◆ AIM OF THE TASK
Among the entries that follow, some lines contain the word "JSON". Show all of them.

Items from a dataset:
════════════════════

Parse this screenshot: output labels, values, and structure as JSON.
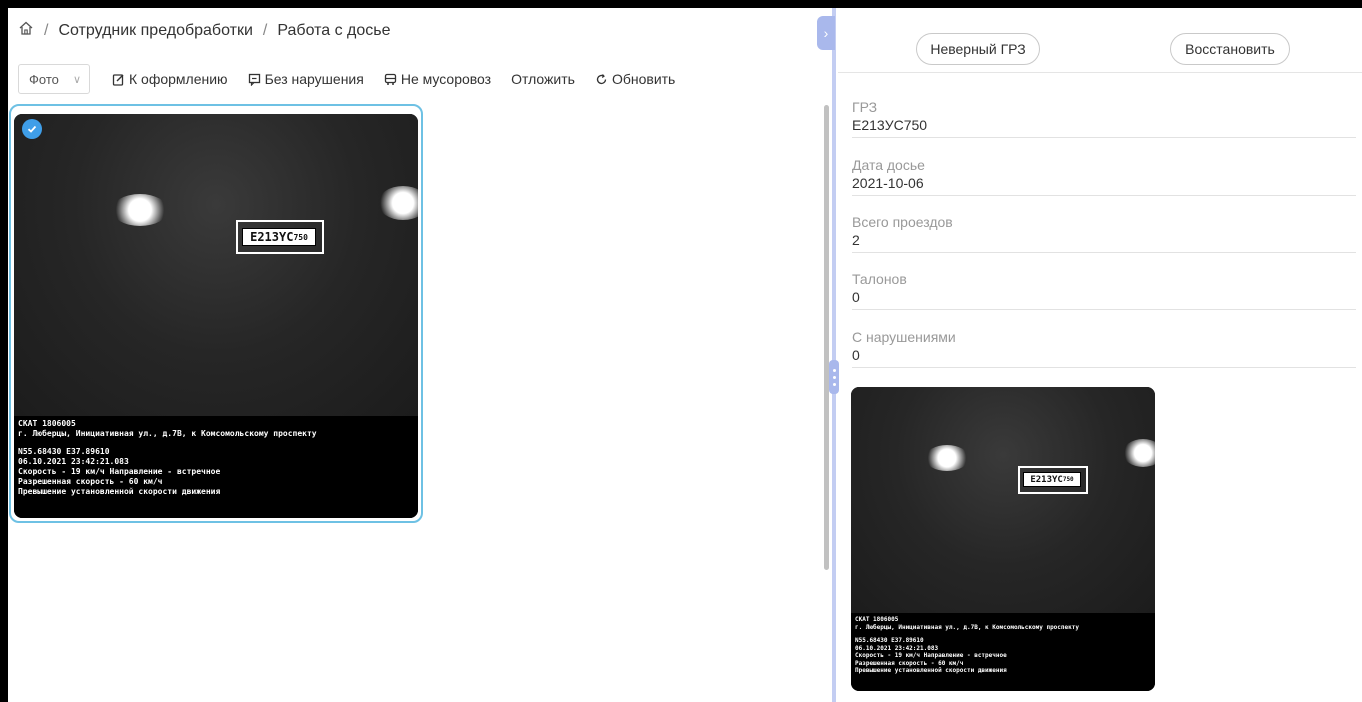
{
  "breadcrumb": {
    "items": [
      "Сотрудник предобработки",
      "Работа с досье"
    ],
    "separator": "/"
  },
  "toolbar": {
    "photo_select": "Фото",
    "to_design": "К оформлению",
    "no_violation": "Без нарушения",
    "not_garbage_truck": "Не мусоровоз",
    "postpone": "Отложить",
    "refresh": "Обновить"
  },
  "photo_card": {
    "selected": true,
    "plate": {
      "main": "E213YC",
      "region": "750"
    },
    "caption": {
      "line1": "СКАТ 1806005",
      "line2": "г. Люберцы, Инициативная ул., д.7В, к Комсомольскому проспекту",
      "line3": "N55.68430 E37.89610",
      "line4": "06.10.2021 23:42:21.083",
      "line5": "Скорость - 19 км/ч Направление - встречное",
      "line6": "Разрешенная скорость - 60 км/ч",
      "line7": "Превышение установленной скорости движения"
    }
  },
  "right_panel": {
    "wrong_plate_button": "Неверный ГРЗ",
    "restore_button": "Восстановить",
    "fields": [
      {
        "label": "ГРЗ",
        "value": "Е213УС750"
      },
      {
        "label": "Дата досье",
        "value": "2021-10-06"
      },
      {
        "label": "Всего проездов",
        "value": "2"
      },
      {
        "label": "Талонов",
        "value": "0"
      },
      {
        "label": "С нарушениями",
        "value": "0"
      }
    ]
  },
  "colors": {
    "selection_border": "#6ec1e4",
    "check_badge": "#3f9ee8",
    "divider": "#c3cdf2",
    "handle": "#a9b8ec"
  }
}
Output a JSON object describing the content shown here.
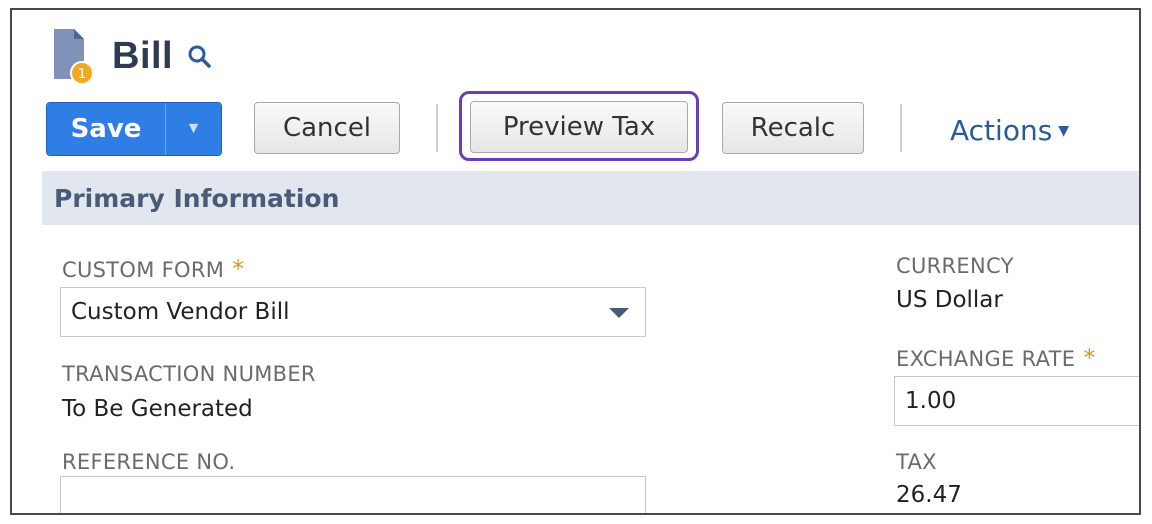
{
  "header": {
    "title": "Bill"
  },
  "toolbar": {
    "save_label": "Save",
    "cancel_label": "Cancel",
    "preview_tax_label": "Preview Tax",
    "recalc_label": "Recalc",
    "actions_label": "Actions"
  },
  "section": {
    "title": "Primary Information"
  },
  "fields": {
    "custom_form": {
      "label": "CUSTOM FORM",
      "required": "*",
      "value": "Custom Vendor Bill"
    },
    "transaction_number": {
      "label": "TRANSACTION NUMBER",
      "value": "To Be Generated"
    },
    "reference_no": {
      "label": "REFERENCE NO.",
      "value": ""
    },
    "currency": {
      "label": "CURRENCY",
      "value": "US Dollar"
    },
    "exchange_rate": {
      "label": "EXCHANGE RATE",
      "required": "*",
      "value": "1.00"
    },
    "tax": {
      "label": "TAX",
      "value": "26.47"
    }
  },
  "colors": {
    "save_blue": "#2f7ee6",
    "highlight_purple": "#6a3dbd",
    "required_orange": "#d89a2b",
    "section_bg": "#e2e7ef"
  },
  "icons": {
    "page": "bill-document-icon",
    "search": "search-icon",
    "save_menu": "chevron-down-icon",
    "actions_menu": "caret-down-icon",
    "dropdown": "dropdown-arrow-icon"
  }
}
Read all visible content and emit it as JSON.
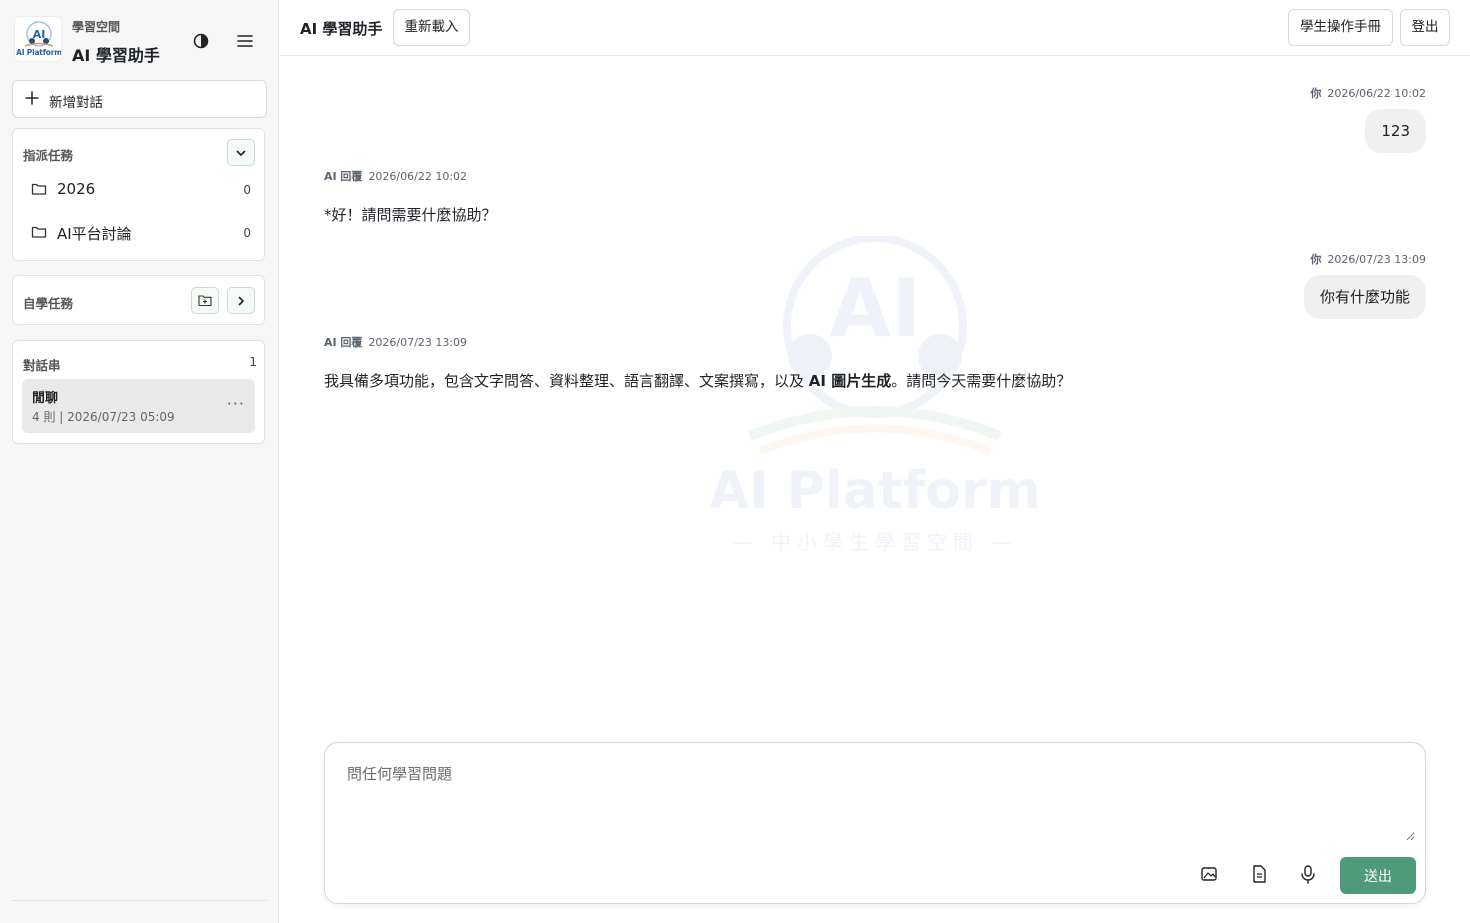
{
  "brand": {
    "logo_text": "AI Platform",
    "subtitle": "學習空間",
    "title": "AI 學習助手"
  },
  "sidebar": {
    "new_chat_label": "新增對話",
    "assigned": {
      "title": "指派任務",
      "folders": [
        {
          "name": "2026",
          "count": "0"
        },
        {
          "name": "AI平台討論",
          "count": "0"
        }
      ]
    },
    "self_study": {
      "title": "自學任務"
    },
    "threads": {
      "title": "對話串",
      "count": "1",
      "items": [
        {
          "name": "閒聊",
          "meta": "4 則 | 2026/07/23 05:09",
          "more": "···"
        }
      ]
    }
  },
  "header": {
    "title": "AI 學習助手",
    "reload_label": "重新載入",
    "manual_label": "學生操作手冊",
    "logout_label": "登出"
  },
  "chat": {
    "watermark_title": "AI Platform",
    "watermark_sub": "— 中小學生學習空間 —",
    "messages": [
      {
        "role": "你",
        "time": "2026/06/22 10:02",
        "text": "123"
      },
      {
        "role": "AI 回覆",
        "time": "2026/06/22 10:02",
        "text": "*好！請問需要什麼協助？"
      },
      {
        "role": "你",
        "time": "2026/07/23 13:09",
        "text": "你有什麼功能"
      },
      {
        "role": "AI 回覆",
        "time": "2026/07/23 13:09",
        "text_before": "我具備多項功能，包含文字問答、資料整理、語言翻譯、文案撰寫，以及 ",
        "text_bold": "AI 圖片生成",
        "text_after": "。請問今天需要什麼協助？"
      }
    ]
  },
  "composer": {
    "placeholder": "問任何學習問題",
    "send_label": "送出"
  },
  "colors": {
    "accent": "#4f9a7a",
    "sidebar_bg": "#f6f6f6",
    "bubble_bg": "#f0f0f0"
  }
}
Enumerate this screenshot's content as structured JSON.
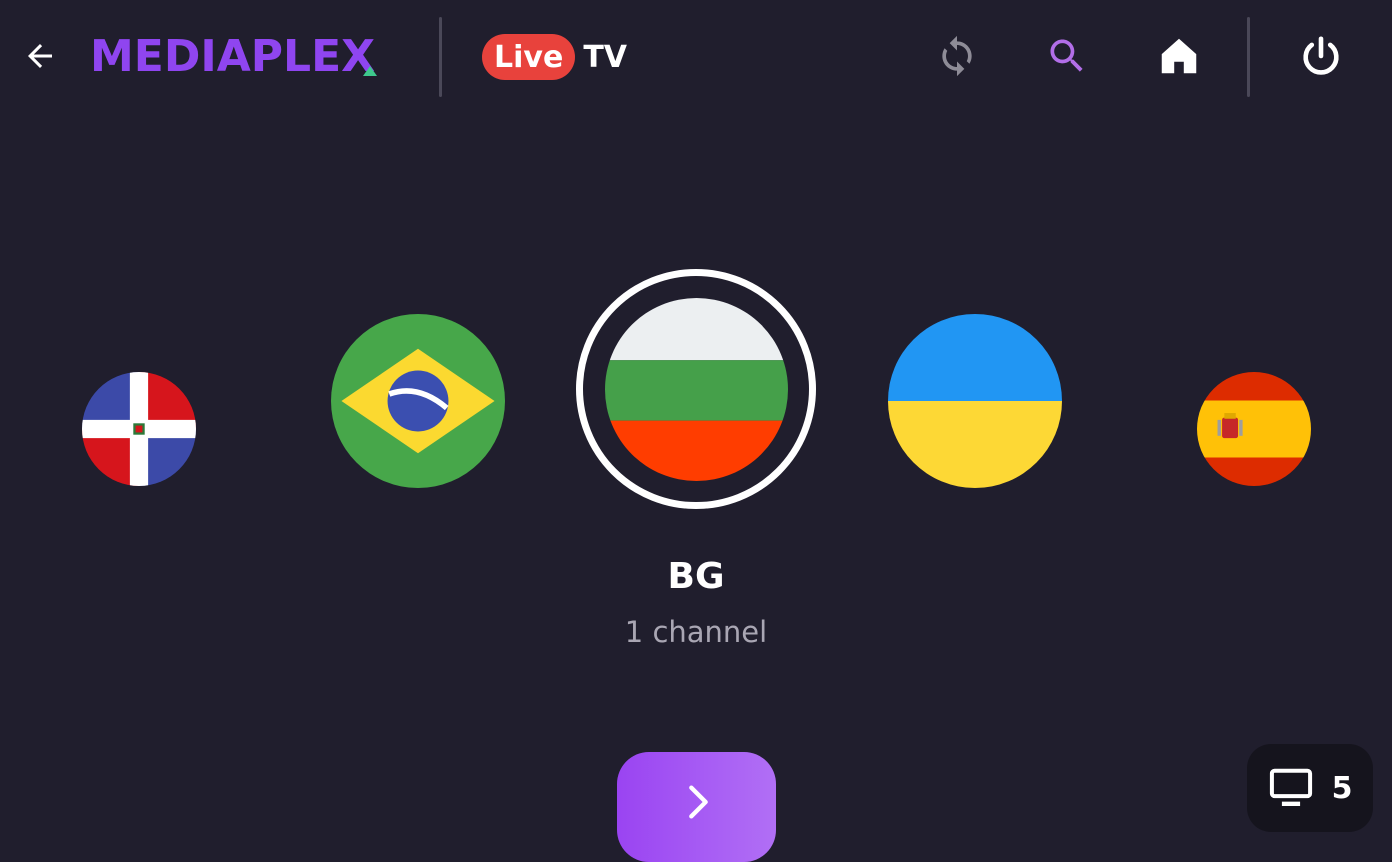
{
  "header": {
    "logo_text": "MEDIAPLEX",
    "live_label": "Live",
    "tv_label": "TV",
    "icons": [
      "back-arrow-icon",
      "refresh-icon",
      "search-icon",
      "home-icon",
      "power-icon"
    ]
  },
  "countries": [
    {
      "code": "DO",
      "flag": "dominican-republic-flag-icon"
    },
    {
      "code": "BR",
      "flag": "brazil-flag-icon"
    },
    {
      "code": "BG",
      "flag": "bulgaria-flag-icon",
      "selected": true
    },
    {
      "code": "UA",
      "flag": "ukraine-flag-icon"
    },
    {
      "code": "ES",
      "flag": "spain-flag-icon"
    }
  ],
  "selected": {
    "code": "BG",
    "channels_label": "1 channel"
  },
  "channel_badge": {
    "icon": "tv-monitor-icon",
    "count": "5"
  },
  "colors": {
    "background": "#201e2d",
    "brand_purple": "#8f45f0",
    "live_red": "#e8423c",
    "accent_green": "#3ec98d",
    "search_purple": "#b26ee8"
  }
}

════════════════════

◆ RESPONSE
Parse this screenshot: output labels, values, and structure as JSON.
Output a JSON object describing the content shown here.
Read all visible content and emit it as JSON.
Enumerate this screenshot's content as structured JSON.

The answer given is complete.